All work and no play makes Jack and Jill dull and boring. Avoiding down time also makes them prone to burnout, moodiness and a deterioration in their long-term work performance.
A recent study in the Journal of Applied Psychology, conducted by Sabine Sonnentag a researcher at Germany’s Technical University of Braunschweig, showed that leisure time – even one evening of doing nothing work related – increased staff’s engagement in their work.
Sonnentag looked at how having leisure time positively affects worker vigour, dedication to the job, absorption in work tasks, willingness to initiate and pursue new knowledge and work skills. She studied 147 employees at six public service organizations in Germany.
Of Sonnentag’s respondents, 65 per cent were men and 35 per cent were women whose average age was 39. They had an average of 18.5 years work experience.
The survey asked them the degree of control they had over how work gets done, their influence over the pace of work, their frustrations with equipment and resources, and time pressure. The workers were also asked to log how refreshed they felt before beginning the work day and how engaged they had been at work by day’s end.
The data revealed that workers who feel they have sufficiently recovered during an evening of leisure time experience increased levels of work engagement during the subsequent work day.
Work engagement refers to the willingness to invest effort in one’s work and be resilient during stressful situations. Being engaged at work also means being more dedicated to the job and more able to meet workplace demands. Workplace engagement means being immersed at work and absorbed in tasks. Workers who are fully engaged concentrate better and ignore irrelevant information more readily.
The study indicated that staff engagement with work increased following adequate leisure time and enhanced their ability to be proactive: Workers took more initiative and pursued on-the-job learning more readily the next day.
Sonnentag observed that showing up to work without having enough down-time after work hindered performance the next day. Workers who spent time on work-related activities during leisure time after work felt less relaxed and recovered. Those not fully recovered from a workday were reluctant to expend extra energy at work.
Fatigued workers don’t have the vigour to keep work situations positive or improve on them. They tend to detach from work when encountering difficulties or challenges and are unenthusiastic, unfocussed and less likely to seek learning opportunities or to attack problems directly.
It is important that employers encourage workers to spend leisure time in a way that allows for sufficient recovery. And waiting for that big vacation isn’t enough.
Research shows that postponing rest and relaxation until the next vacation may not be healthy for workers or organizations. Daily recovery in the evening of a normal work week supplements vacation time.
When a company experiences busy periods, Sonnentag recommends that the organization offer short recovery times after extremely stressful work days when high work demands are anticipated. This will help make companies more competitive, as rested workers more proactively deal with client concerns and create better processes, products and services. They are more apt to take charge when necessary and be flexible in their roles after an evening off.
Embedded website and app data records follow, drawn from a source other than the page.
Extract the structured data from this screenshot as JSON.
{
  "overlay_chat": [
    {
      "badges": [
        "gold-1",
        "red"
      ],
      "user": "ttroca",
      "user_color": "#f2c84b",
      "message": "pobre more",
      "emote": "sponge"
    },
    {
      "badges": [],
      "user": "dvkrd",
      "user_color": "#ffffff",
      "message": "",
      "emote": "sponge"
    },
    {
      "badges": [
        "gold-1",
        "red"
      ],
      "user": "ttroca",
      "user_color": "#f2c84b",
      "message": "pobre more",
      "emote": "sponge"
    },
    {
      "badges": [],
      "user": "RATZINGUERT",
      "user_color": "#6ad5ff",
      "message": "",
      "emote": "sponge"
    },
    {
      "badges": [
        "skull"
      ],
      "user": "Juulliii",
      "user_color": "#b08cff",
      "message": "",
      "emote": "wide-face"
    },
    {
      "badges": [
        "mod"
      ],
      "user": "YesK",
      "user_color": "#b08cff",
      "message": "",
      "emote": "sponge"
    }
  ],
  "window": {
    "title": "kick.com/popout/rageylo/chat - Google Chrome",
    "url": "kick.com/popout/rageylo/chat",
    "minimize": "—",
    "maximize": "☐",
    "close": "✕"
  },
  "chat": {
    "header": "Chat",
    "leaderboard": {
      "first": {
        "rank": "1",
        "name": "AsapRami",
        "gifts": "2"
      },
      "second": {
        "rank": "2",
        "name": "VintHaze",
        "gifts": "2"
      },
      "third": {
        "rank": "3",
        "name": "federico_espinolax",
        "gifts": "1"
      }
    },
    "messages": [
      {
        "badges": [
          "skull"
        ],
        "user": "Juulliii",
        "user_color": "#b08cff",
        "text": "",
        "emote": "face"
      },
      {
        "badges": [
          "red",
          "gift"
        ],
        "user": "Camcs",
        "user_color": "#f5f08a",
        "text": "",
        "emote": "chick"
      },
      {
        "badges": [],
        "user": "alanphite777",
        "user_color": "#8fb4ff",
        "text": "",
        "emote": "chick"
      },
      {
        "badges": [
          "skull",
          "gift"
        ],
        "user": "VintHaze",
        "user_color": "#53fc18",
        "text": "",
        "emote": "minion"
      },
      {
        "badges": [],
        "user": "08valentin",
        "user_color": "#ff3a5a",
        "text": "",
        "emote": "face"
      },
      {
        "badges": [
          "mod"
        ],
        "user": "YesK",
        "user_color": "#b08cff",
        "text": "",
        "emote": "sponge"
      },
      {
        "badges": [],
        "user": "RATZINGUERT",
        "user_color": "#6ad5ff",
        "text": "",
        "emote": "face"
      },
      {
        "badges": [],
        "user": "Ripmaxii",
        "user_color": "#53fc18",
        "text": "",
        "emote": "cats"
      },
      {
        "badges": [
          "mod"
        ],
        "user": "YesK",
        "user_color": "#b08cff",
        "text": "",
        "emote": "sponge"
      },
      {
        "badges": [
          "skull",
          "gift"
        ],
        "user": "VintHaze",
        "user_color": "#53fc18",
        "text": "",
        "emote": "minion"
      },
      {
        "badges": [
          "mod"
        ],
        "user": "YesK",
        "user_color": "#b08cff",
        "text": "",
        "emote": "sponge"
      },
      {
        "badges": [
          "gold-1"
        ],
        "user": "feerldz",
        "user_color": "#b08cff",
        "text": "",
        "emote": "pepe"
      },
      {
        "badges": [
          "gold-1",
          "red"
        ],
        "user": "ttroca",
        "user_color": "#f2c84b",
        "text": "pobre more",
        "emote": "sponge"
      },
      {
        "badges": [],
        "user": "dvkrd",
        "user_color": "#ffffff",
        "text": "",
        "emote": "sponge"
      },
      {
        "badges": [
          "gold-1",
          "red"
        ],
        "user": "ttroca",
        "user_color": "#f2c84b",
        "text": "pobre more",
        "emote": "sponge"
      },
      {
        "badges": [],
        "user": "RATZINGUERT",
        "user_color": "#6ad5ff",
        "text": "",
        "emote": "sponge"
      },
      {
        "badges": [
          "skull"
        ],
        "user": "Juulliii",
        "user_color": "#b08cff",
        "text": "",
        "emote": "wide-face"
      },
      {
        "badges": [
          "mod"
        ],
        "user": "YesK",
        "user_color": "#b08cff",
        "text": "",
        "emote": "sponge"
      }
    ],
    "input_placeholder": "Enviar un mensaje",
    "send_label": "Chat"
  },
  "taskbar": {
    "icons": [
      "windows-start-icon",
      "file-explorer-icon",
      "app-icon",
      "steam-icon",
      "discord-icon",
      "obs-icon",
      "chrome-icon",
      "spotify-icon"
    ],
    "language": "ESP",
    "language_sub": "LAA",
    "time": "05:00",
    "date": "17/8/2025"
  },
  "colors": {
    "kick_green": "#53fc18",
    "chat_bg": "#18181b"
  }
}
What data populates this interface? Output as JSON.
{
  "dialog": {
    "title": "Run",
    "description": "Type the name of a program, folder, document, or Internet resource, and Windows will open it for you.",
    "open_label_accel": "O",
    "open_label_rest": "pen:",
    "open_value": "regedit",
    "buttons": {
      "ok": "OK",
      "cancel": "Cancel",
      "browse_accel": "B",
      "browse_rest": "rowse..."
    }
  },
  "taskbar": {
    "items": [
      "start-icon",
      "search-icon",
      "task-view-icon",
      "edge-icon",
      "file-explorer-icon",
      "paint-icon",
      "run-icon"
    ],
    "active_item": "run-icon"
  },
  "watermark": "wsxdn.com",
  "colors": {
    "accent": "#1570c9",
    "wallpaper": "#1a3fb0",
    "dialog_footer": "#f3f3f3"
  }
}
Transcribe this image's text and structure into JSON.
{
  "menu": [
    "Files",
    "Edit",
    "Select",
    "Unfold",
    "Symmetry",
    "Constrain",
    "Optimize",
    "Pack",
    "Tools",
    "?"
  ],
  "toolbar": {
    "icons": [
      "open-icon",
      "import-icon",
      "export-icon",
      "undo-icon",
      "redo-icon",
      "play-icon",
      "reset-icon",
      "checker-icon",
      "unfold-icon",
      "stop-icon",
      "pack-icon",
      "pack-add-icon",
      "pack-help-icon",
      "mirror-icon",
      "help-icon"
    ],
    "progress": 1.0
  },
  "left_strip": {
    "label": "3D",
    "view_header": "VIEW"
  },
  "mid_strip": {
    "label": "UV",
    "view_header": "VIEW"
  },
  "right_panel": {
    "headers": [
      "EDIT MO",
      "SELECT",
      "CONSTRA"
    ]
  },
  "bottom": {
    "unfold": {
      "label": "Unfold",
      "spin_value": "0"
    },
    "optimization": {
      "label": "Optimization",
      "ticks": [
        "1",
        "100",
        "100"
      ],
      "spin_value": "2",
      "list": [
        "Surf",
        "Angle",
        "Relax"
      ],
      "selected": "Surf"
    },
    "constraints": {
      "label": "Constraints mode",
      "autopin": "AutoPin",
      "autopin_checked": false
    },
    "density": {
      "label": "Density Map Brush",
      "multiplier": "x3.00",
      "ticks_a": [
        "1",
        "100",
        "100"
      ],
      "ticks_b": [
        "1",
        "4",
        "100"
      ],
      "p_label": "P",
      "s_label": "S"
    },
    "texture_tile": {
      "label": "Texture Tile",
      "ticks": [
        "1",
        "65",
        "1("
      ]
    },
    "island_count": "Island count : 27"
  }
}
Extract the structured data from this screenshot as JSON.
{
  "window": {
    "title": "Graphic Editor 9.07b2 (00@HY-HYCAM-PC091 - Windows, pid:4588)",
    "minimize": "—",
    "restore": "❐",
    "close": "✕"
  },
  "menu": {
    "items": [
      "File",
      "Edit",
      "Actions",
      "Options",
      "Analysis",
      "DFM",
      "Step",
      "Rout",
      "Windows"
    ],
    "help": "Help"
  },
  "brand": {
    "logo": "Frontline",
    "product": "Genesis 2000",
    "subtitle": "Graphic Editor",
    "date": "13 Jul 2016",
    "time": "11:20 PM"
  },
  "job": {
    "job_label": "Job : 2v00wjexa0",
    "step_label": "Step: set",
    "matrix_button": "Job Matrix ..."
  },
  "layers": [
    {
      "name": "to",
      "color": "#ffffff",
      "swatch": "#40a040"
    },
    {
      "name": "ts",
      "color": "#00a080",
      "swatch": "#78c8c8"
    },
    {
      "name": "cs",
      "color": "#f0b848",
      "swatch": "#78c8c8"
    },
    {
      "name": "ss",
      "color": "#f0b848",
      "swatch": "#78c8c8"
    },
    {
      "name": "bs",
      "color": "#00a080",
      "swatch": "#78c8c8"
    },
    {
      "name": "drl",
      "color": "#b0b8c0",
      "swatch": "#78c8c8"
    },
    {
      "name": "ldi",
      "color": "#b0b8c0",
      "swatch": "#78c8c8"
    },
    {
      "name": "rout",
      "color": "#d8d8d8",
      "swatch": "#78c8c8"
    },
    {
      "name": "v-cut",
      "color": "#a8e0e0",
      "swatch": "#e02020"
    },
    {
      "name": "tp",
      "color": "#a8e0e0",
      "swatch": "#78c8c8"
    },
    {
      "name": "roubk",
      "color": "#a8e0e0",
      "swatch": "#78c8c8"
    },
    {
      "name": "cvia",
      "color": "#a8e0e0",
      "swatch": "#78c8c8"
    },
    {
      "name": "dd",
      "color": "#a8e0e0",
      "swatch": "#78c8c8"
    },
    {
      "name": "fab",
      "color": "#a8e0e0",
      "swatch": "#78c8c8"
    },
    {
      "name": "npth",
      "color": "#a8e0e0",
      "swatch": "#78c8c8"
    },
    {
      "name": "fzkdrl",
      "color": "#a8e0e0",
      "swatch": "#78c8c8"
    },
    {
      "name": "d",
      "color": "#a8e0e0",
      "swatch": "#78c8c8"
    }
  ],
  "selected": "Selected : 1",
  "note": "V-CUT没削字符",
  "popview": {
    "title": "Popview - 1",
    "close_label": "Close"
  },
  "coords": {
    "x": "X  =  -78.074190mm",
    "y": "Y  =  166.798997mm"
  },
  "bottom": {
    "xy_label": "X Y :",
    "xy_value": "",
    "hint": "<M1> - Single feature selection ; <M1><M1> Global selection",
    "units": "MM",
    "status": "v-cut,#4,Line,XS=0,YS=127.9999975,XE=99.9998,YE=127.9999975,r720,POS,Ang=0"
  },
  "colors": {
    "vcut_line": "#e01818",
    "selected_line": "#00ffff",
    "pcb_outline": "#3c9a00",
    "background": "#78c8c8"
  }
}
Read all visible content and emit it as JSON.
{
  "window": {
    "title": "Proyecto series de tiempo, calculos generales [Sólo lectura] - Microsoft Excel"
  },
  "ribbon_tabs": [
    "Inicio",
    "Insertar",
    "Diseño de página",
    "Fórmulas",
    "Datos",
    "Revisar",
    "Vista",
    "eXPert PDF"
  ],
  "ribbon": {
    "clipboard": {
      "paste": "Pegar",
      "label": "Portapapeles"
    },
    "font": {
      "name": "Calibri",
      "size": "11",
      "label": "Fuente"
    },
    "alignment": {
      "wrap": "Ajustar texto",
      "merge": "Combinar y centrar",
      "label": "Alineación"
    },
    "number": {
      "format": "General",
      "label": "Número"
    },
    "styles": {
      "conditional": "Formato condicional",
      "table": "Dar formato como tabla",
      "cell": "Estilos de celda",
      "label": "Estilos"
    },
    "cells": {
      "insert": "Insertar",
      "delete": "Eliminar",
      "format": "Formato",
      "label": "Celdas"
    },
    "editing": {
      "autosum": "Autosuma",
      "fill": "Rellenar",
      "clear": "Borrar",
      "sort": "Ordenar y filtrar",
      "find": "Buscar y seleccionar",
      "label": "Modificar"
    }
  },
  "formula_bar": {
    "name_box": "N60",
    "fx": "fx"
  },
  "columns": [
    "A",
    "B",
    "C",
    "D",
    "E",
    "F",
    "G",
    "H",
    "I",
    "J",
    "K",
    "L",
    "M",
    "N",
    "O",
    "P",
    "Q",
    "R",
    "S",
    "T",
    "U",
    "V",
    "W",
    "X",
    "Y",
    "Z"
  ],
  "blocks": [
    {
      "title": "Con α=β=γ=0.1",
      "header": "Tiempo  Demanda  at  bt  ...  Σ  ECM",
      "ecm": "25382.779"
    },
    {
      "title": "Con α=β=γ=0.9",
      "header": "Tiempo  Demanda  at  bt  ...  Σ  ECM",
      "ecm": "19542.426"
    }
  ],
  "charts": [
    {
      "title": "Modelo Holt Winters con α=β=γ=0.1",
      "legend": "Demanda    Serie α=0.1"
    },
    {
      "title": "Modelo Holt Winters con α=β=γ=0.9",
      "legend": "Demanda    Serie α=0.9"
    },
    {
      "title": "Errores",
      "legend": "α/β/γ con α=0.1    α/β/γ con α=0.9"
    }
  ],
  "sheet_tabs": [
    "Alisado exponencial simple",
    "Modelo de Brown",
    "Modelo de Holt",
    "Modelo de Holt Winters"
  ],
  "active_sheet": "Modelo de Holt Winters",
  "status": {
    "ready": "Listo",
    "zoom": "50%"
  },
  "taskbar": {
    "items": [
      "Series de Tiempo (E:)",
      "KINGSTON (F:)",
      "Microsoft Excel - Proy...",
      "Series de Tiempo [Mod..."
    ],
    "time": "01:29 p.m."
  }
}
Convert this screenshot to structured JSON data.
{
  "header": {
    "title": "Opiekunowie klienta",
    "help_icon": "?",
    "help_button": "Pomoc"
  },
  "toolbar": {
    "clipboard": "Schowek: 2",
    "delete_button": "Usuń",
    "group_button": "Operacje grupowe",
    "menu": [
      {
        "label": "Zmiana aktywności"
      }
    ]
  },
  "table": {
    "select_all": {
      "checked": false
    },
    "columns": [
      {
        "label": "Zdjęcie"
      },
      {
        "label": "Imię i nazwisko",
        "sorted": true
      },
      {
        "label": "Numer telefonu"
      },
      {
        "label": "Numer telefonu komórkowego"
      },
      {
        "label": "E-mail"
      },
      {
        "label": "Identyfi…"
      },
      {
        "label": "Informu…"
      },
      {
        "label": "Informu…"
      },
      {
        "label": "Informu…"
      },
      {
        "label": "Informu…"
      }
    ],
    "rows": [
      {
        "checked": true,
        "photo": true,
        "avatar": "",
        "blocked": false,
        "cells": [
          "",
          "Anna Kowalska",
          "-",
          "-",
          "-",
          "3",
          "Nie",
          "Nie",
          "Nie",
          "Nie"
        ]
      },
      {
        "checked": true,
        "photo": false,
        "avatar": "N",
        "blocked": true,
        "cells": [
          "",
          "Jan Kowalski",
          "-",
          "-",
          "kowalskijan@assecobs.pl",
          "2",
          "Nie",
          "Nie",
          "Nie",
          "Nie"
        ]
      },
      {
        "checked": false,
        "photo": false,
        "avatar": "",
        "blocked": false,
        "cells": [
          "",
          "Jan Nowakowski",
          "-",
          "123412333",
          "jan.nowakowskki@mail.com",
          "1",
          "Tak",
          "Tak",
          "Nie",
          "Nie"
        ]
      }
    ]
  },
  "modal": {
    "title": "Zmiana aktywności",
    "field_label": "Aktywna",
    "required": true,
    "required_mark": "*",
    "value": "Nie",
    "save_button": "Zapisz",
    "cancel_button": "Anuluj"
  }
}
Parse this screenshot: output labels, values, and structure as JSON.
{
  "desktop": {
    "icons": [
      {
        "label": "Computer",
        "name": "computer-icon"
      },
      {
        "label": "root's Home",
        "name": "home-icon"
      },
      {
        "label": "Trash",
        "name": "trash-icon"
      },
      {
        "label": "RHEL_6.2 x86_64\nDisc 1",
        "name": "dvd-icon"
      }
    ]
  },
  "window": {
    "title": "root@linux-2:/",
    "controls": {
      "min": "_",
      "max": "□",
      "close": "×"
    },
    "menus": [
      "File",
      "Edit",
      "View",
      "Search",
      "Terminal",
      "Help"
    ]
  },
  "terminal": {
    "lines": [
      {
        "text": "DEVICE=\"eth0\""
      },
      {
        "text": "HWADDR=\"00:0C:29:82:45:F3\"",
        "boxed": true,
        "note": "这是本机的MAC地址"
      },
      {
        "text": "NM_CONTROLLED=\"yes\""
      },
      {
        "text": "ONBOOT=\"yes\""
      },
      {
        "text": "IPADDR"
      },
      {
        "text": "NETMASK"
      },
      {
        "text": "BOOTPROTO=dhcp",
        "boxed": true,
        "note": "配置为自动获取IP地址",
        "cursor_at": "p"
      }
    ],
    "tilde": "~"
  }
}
There are five ways people can unwind from work and make the most of their time off.
1. Leave the work at home.
Resist bringing extra work home. You’ll regret using your time for work rather than recuperating. Plus, you may end up turning up for work the next day feeling resentful.
2. Plan to unwind.
Take some time to allow yourself to separate from work once you are in the door. Change clothes, put the briefcase out of sight. Take a moment to re-connect with your spouse, ask the kids about their day or have a chat with the neighbour.
3. Cherish your time.
Monitor what you are spending your time doing. Is your evening activity really what you want to be doing? If it is too much like work, you haven’t stopped working.
4. Look forward to your leisure time.
Plan activities that you look forward to for the end of the day. When you anticipate an enjoyable evening ahead, you’ll be less likely to bring work home.
5. Schedule in sleep.
If it’s a crunch time at work and a leisure filled evening is impossible, be sure to get eight hours of sleep—you’ll be ready to go the next day and be more productive.
So, go out and enjoy a summer’s evening, catch a movie, play with the kids at the park. Not only will you enjoy life more, your work life will improve too!
Drs. Newman and Grigg are following their own advice and will be away in August. Their next column will appear in September.
Dr. Jennifer Newman and Dr. Darryl Grigg are registered psychologists and directors of Newman & Grigg Psychological and Consulting Services Ltd., a Vancouver-based corporate training and development partnership. They can be contacted at email@example.com
Identifying information in cases cited has been changed to protect confidentiality.